The business case for solar PV in Africa is stronger than ever thanks to rapidly declining technology costs, according to a new report released by the International Renewable Energy Agency (IRENA). Solar PV in Africa: Costs and Markets, estimates that installed costs for power generated by utility-scale solar PV projects in Africa have decreased as much as 61 per cent since 2012. Today, installed costs for these projects are as low as USD 1.30 per watt in Africa, compared to the global average of USD 1.80 per watt.
According to IRENA, in recent years, solar PV costs have dropped dramatically and will continue to do so with further declines of up to 59 per cent possible in the next ten years. These cost reductions, coupled with vast solar potential on the continent, present a huge opportunity for Africa. Both grid-connected and off-grid solar PV now offer a cost-competitive means to meet rising energy needs and bring electricity to the 600 million Africans who currently lack access.
Global capacity additions for solar PV have increased six-fold since 2009, a trend that is now begining to materialise in Africa. More than 800 new MW of solar PV capacity was added in Africa in 2014 – doubling the continent’s cumulative capacity – and another 750 MW was added in 2015. IRENA estimates that with the right enabling policies, Africa could be home to more than 70 GW of solar PV capacity by 2030.

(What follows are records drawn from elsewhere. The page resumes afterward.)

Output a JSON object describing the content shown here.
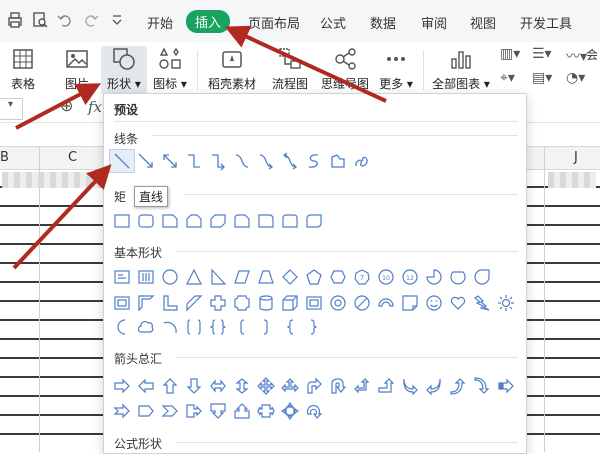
{
  "tabs": [
    "开始",
    "插入",
    "页面布局",
    "公式",
    "数据",
    "审阅",
    "视图",
    "开发工具"
  ],
  "ribbon": {
    "table": "表格",
    "picture": "图片",
    "shapes": "形状",
    "icons": "图标",
    "docer": "稻壳素材",
    "flowchart": "流程图",
    "mindmap": "思维导图",
    "more": "更多",
    "all_charts": "全部图表",
    "extra_labels": [
      "会",
      "0"
    ]
  },
  "formula_bar": {
    "fx": "fx"
  },
  "columns": [
    "B",
    "C",
    "J"
  ],
  "shapes_panel": {
    "preset": "预设",
    "sections": {
      "lines": "线条",
      "rect": "矩",
      "basic": "基本形状",
      "arrows": "箭头总汇",
      "equation": "公式形状"
    },
    "tooltip": "直线"
  },
  "colors": {
    "active_tab": "#1aa260",
    "shape_stroke": "#4f7fc7",
    "annotation_arrow": "#b02a20"
  }
}
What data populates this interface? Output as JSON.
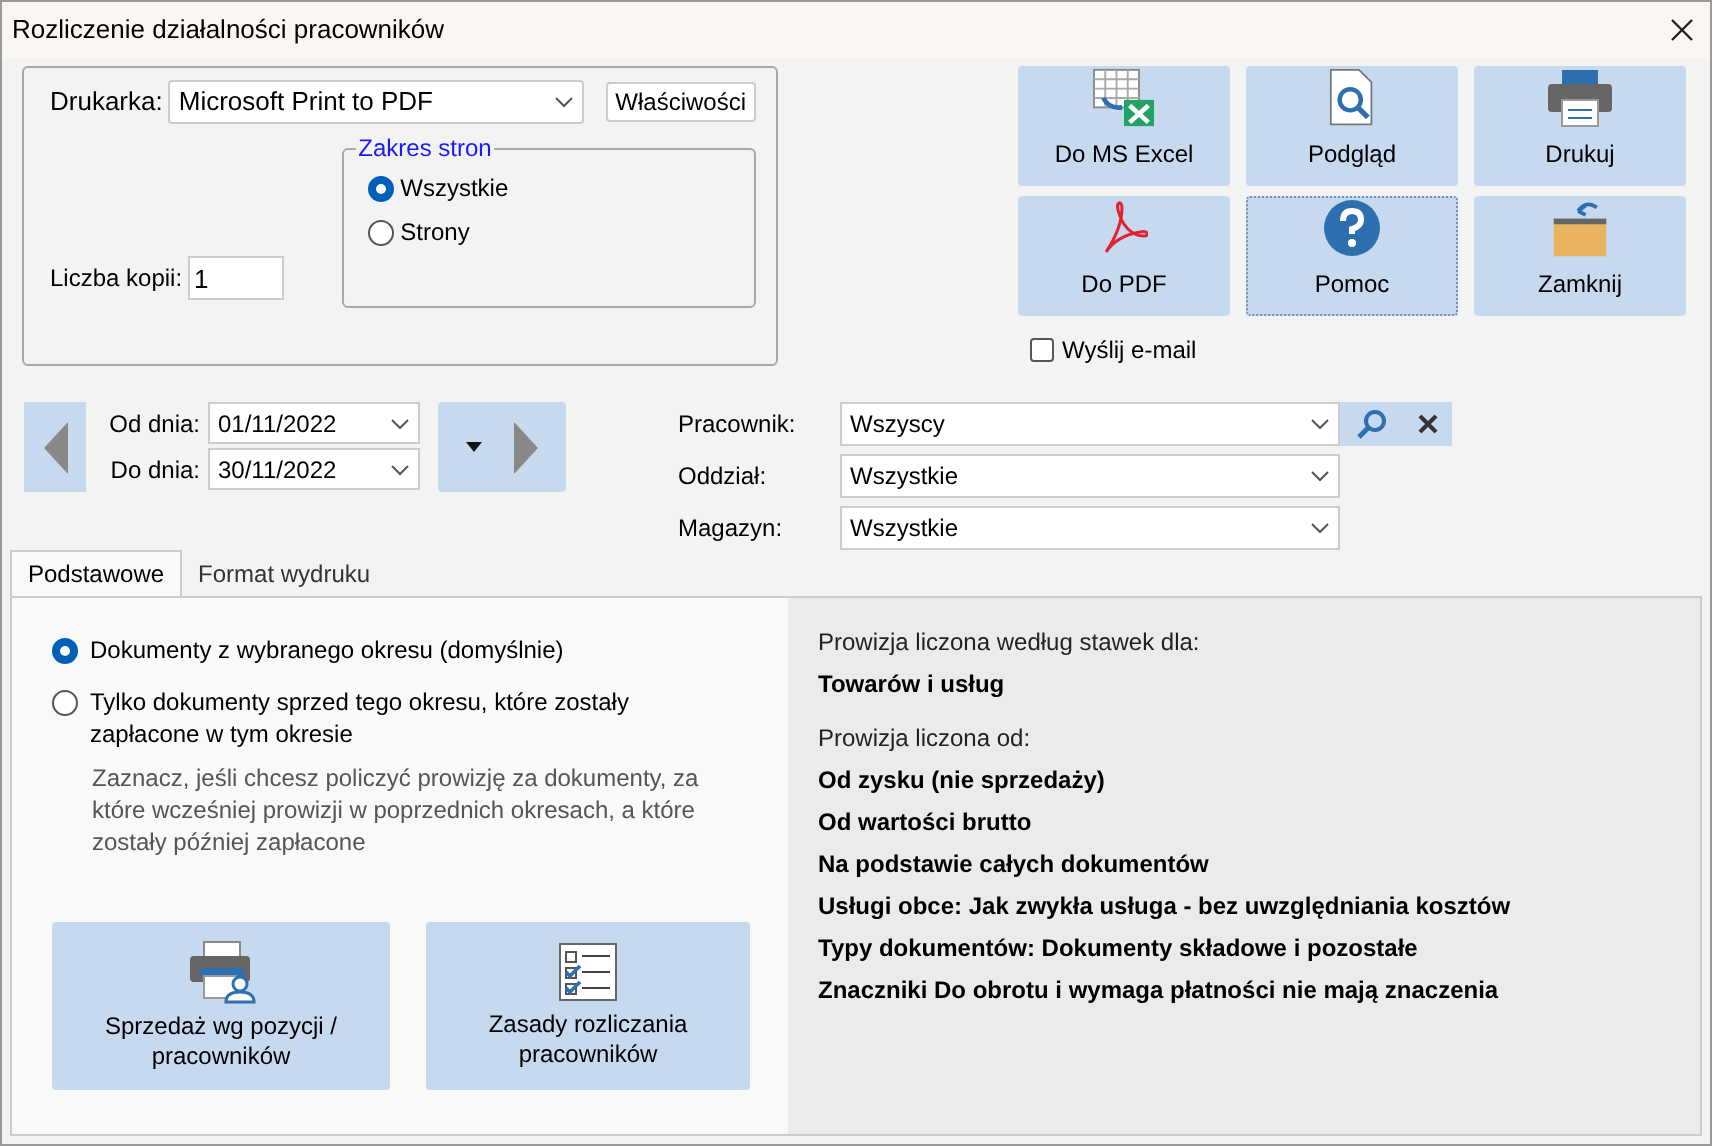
{
  "window": {
    "title": "Rozliczenie działalności pracowników"
  },
  "printer": {
    "label": "Drukarka:",
    "value": "Microsoft Print to PDF",
    "properties_button": "Właściwości"
  },
  "page_range": {
    "title": "Zakres stron",
    "options": [
      {
        "label": "Wszystkie",
        "selected": true
      },
      {
        "label": "Strony",
        "selected": false
      }
    ]
  },
  "copies": {
    "label": "Liczba kopii:",
    "value": "1"
  },
  "actions": [
    {
      "label": "Do MS Excel",
      "kind": "excel",
      "focused": false
    },
    {
      "label": "Podgląd",
      "kind": "preview",
      "focused": false
    },
    {
      "label": "Drukuj",
      "kind": "print",
      "focused": false
    },
    {
      "label": "Do PDF",
      "kind": "pdf",
      "focused": false
    },
    {
      "label": "Pomoc",
      "kind": "help",
      "focused": true
    },
    {
      "label": "Zamknij",
      "kind": "close",
      "focused": false
    }
  ],
  "send_email": {
    "label": "Wyślij e-mail",
    "checked": false
  },
  "dates": [
    {
      "label": "Od dnia:",
      "value": "01/11/2022"
    },
    {
      "label": "Do dnia:",
      "value": "30/11/2022"
    }
  ],
  "filters": [
    {
      "label": "Pracownik:",
      "value": "Wszyscy",
      "kind": "search"
    },
    {
      "label": "Oddział:",
      "value": "Wszystkie",
      "kind": "plain"
    },
    {
      "label": "Magazyn:",
      "value": "Wszystkie",
      "kind": "plain"
    }
  ],
  "tabs": [
    {
      "label": "Podstawowe",
      "selected": true
    },
    {
      "label": "Format wydruku",
      "selected": false
    }
  ],
  "period_options": [
    {
      "label": "Dokumenty z wybranego okresu (domyślnie)",
      "selected": true
    },
    {
      "label": "Tylko dokumenty sprzed tego okresu, które zostały zapłacone w tym okresie",
      "selected": false
    }
  ],
  "hint": "Zaznacz, jeśli chcesz policzyć prowizję za dokumenty, za które wcześniej prowizji w poprzednich okresach, a które zostały później zapłacone",
  "report_buttons": [
    {
      "label": "Sprzedaż wg pozycji / pracowników",
      "kind": "printer-user"
    },
    {
      "label": "Zasady rozliczania pracowników",
      "kind": "checklist"
    }
  ],
  "summary": [
    {
      "text": "Prowizja liczona według stawek dla:",
      "kind": "heading"
    },
    {
      "text": "Towarów i usług",
      "kind": "value"
    },
    {
      "text": "Prowizja liczona od:",
      "kind": "heading"
    },
    {
      "text": "Od zysku (nie sprzedaży)",
      "kind": "value"
    },
    {
      "text": "Od wartości brutto",
      "kind": "value"
    },
    {
      "text": "Na podstawie całych dokumentów",
      "kind": "value"
    },
    {
      "text": "Usługi obce: Jak zwykła usługa - bez uwzględniania kosztów",
      "kind": "value"
    },
    {
      "text": "Typy dokumentów: Dokumenty składowe i pozostałe",
      "kind": "value"
    },
    {
      "text": "Znaczniki Do obrotu i wymaga płatności nie mają znaczenia",
      "kind": "value"
    }
  ]
}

Africa’s solar potential is enormous, with solar irradiation levels up to 117 per cent higher than in Germany – the country with the highest installed solar power capacity. It has never been more possible, and less expensive for Africa to realise this potential. Solar PV in Africa: Costs and Markets, provides an overview of the most comprehensive costing data available on solar PV in Africa. It reviews market opportunities and challenges and recommends actions to collect more robust data for future analysis.